◆ Assigned task ◆
Every record below is to be retyped exactly, with the pictures left out.

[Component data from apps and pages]
=== Section Start ===
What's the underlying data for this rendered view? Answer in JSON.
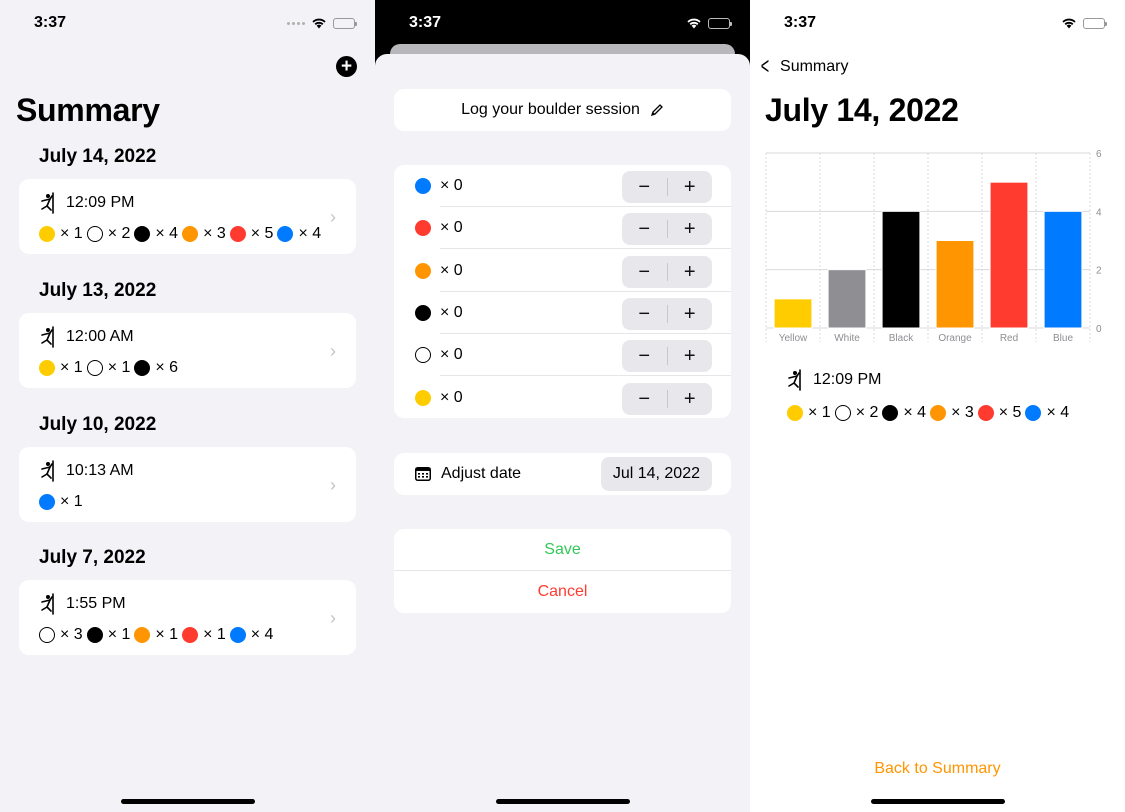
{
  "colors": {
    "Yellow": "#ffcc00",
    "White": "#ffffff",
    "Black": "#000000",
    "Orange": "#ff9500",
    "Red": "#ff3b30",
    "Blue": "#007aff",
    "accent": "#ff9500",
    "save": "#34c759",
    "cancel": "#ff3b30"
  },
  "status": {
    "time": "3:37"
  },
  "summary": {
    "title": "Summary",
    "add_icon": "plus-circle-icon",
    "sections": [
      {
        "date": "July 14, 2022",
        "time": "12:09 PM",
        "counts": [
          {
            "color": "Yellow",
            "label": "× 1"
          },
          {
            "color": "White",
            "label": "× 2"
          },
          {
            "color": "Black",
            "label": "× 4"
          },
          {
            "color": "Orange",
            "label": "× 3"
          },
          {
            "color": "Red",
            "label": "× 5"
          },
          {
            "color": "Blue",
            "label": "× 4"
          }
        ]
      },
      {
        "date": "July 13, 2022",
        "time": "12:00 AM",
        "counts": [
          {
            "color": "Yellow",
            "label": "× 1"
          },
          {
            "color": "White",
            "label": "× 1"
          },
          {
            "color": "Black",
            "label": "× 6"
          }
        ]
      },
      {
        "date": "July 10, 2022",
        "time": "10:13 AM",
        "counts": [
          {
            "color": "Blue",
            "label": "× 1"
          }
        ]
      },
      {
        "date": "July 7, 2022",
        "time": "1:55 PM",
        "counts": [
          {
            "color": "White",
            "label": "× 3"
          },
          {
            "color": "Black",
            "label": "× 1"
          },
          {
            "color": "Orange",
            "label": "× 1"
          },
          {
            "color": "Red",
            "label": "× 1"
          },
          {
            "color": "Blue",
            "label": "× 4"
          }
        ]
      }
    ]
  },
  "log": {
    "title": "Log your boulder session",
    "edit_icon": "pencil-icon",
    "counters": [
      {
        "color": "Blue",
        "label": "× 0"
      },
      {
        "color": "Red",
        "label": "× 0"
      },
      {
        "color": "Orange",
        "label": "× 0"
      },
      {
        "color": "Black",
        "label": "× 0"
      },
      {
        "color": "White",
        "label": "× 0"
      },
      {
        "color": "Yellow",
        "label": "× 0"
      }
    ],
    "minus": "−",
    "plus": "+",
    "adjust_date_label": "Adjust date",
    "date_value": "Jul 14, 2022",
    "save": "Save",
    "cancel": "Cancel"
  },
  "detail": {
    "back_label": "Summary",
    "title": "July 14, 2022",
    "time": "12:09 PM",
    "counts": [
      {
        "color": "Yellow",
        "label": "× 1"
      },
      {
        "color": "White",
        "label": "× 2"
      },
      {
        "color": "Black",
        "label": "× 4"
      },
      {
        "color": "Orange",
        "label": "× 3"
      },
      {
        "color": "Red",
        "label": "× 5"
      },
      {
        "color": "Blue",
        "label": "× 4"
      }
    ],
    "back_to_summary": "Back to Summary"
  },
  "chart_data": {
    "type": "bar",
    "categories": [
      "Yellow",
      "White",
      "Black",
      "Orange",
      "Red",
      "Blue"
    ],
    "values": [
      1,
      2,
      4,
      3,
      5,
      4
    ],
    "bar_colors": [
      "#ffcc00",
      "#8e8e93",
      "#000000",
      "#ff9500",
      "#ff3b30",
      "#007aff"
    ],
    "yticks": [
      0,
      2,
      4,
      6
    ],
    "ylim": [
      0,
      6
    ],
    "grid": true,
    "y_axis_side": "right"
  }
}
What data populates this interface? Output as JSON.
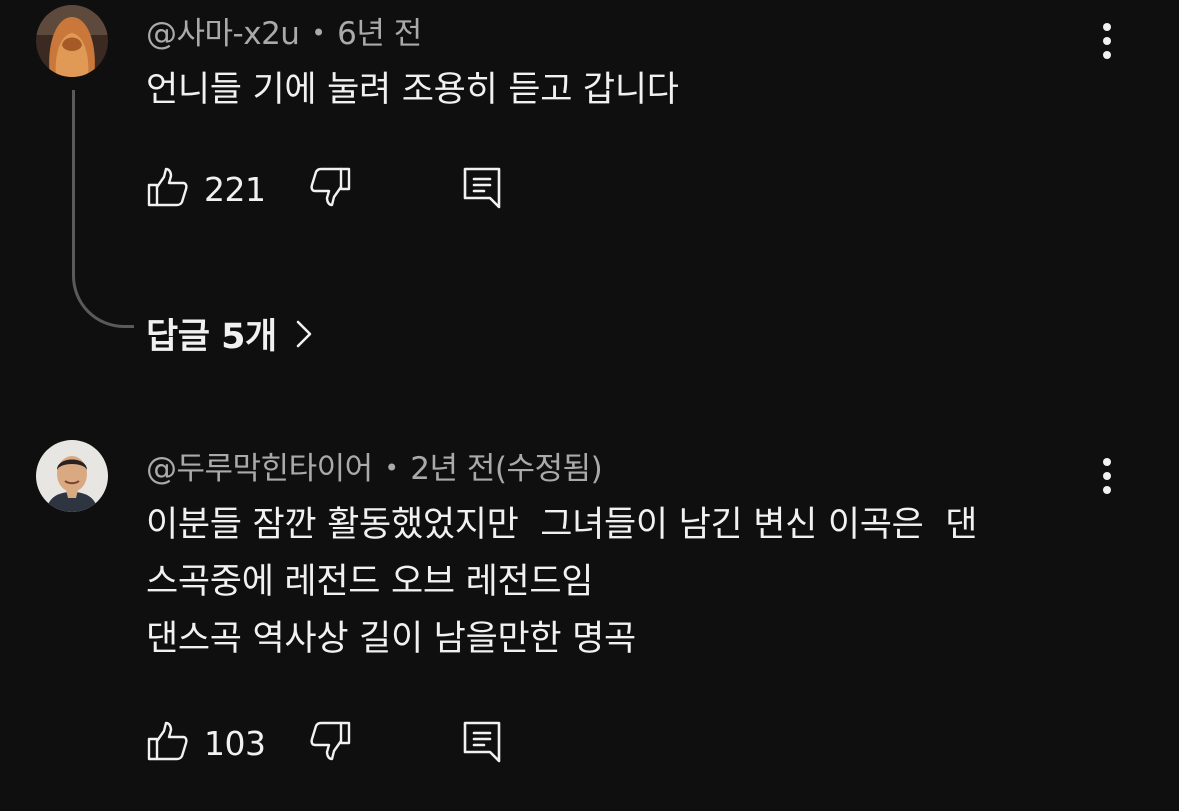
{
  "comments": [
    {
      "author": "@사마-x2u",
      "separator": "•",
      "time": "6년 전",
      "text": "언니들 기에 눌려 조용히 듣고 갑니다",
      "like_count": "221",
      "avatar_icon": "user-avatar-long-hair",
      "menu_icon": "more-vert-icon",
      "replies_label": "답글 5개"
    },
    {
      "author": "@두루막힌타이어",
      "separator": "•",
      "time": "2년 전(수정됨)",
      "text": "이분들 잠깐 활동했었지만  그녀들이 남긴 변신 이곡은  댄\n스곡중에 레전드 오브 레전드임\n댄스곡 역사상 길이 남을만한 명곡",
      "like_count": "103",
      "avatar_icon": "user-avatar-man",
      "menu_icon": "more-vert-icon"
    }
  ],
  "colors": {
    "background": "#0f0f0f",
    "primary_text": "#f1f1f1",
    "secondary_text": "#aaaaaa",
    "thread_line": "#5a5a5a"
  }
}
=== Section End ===
◆ Answer area ◆
What's the underlying data for this rendered view? Answer in JSON.
{
  "colors": {
    "Yellow": "#ffcc00",
    "White": "#ffffff",
    "Black": "#000000",
    "Orange": "#ff9500",
    "Red": "#ff3b30",
    "Blue": "#007aff",
    "accent": "#ff9500",
    "save": "#34c759",
    "cancel": "#ff3b30"
  },
  "status": {
    "time": "3:37"
  },
  "summary": {
    "title": "Summary",
    "add_icon": "plus-circle-icon",
    "sections": [
      {
        "date": "July 14, 2022",
        "time": "12:09 PM",
        "counts": [
          {
            "color": "Yellow",
            "label": "× 1"
          },
          {
            "color": "White",
            "label": "× 2"
          },
          {
            "color": "Black",
            "label": "× 4"
          },
          {
            "color": "Orange",
            "label": "× 3"
          },
          {
            "color": "Red",
            "label": "× 5"
          },
          {
            "color": "Blue",
            "label": "× 4"
          }
        ]
      },
      {
        "date": "July 13, 2022",
        "time": "12:00 AM",
        "counts": [
          {
            "color": "Yellow",
            "label": "× 1"
          },
          {
            "color": "White",
            "label": "× 1"
          },
          {
            "color": "Black",
            "label": "× 6"
          }
        ]
      },
      {
        "date": "July 10, 2022",
        "time": "10:13 AM",
        "counts": [
          {
            "color": "Blue",
            "label": "× 1"
          }
        ]
      },
      {
        "date": "July 7, 2022",
        "time": "1:55 PM",
        "counts": [
          {
            "color": "White",
            "label": "× 3"
          },
          {
            "color": "Black",
            "label": "× 1"
          },
          {
            "color": "Orange",
            "label": "× 1"
          },
          {
            "color": "Red",
            "label": "× 1"
          },
          {
            "color": "Blue",
            "label": "× 4"
          }
        ]
      }
    ]
  },
  "log": {
    "title": "Log your boulder session",
    "edit_icon": "pencil-icon",
    "counters": [
      {
        "color": "Blue",
        "label": "× 0"
      },
      {
        "color": "Red",
        "label": "× 0"
      },
      {
        "color": "Orange",
        "label": "× 0"
      },
      {
        "color": "Black",
        "label": "× 0"
      },
      {
        "color": "White",
        "label": "× 0"
      },
      {
        "color": "Yellow",
        "label": "× 0"
      }
    ],
    "minus": "−",
    "plus": "+",
    "adjust_date_label": "Adjust date",
    "date_value": "Jul 14, 2022",
    "save": "Save",
    "cancel": "Cancel"
  },
  "detail": {
    "back_label": "Summary",
    "title": "July 14, 2022",
    "time": "12:09 PM",
    "counts": [
      {
        "color": "Yellow",
        "label": "× 1"
      },
      {
        "color": "White",
        "label": "× 2"
      },
      {
        "color": "Black",
        "label": "× 4"
      },
      {
        "color": "Orange",
        "label": "× 3"
      },
      {
        "color": "Red",
        "label": "× 5"
      },
      {
        "color": "Blue",
        "label": "× 4"
      }
    ],
    "back_to_summary": "Back to Summary"
  },
  "chart_data": {
    "type": "bar",
    "categories": [
      "Yellow",
      "White",
      "Black",
      "Orange",
      "Red",
      "Blue"
    ],
    "values": [
      1,
      2,
      4,
      3,
      5,
      4
    ],
    "bar_colors": [
      "#ffcc00",
      "#8e8e93",
      "#000000",
      "#ff9500",
      "#ff3b30",
      "#007aff"
    ],
    "yticks": [
      0,
      2,
      4,
      6
    ],
    "ylim": [
      0,
      6
    ],
    "grid": true,
    "y_axis_side": "right"
  }
}
What data populates this interface? Output as JSON.
{
  "comments": [
    {
      "author": "@사마-x2u",
      "separator": "•",
      "time": "6년 전",
      "text": "언니들 기에 눌려 조용히 듣고 갑니다",
      "like_count": "221",
      "avatar_icon": "user-avatar-long-hair",
      "menu_icon": "more-vert-icon",
      "replies_label": "답글 5개"
    },
    {
      "author": "@두루막힌타이어",
      "separator": "•",
      "time": "2년 전(수정됨)",
      "text": "이분들 잠깐 활동했었지만  그녀들이 남긴 변신 이곡은  댄\n스곡중에 레전드 오브 레전드임\n댄스곡 역사상 길이 남을만한 명곡",
      "like_count": "103",
      "avatar_icon": "user-avatar-man",
      "menu_icon": "more-vert-icon"
    }
  ],
  "colors": {
    "background": "#0f0f0f",
    "primary_text": "#f1f1f1",
    "secondary_text": "#aaaaaa",
    "thread_line": "#5a5a5a"
  }
}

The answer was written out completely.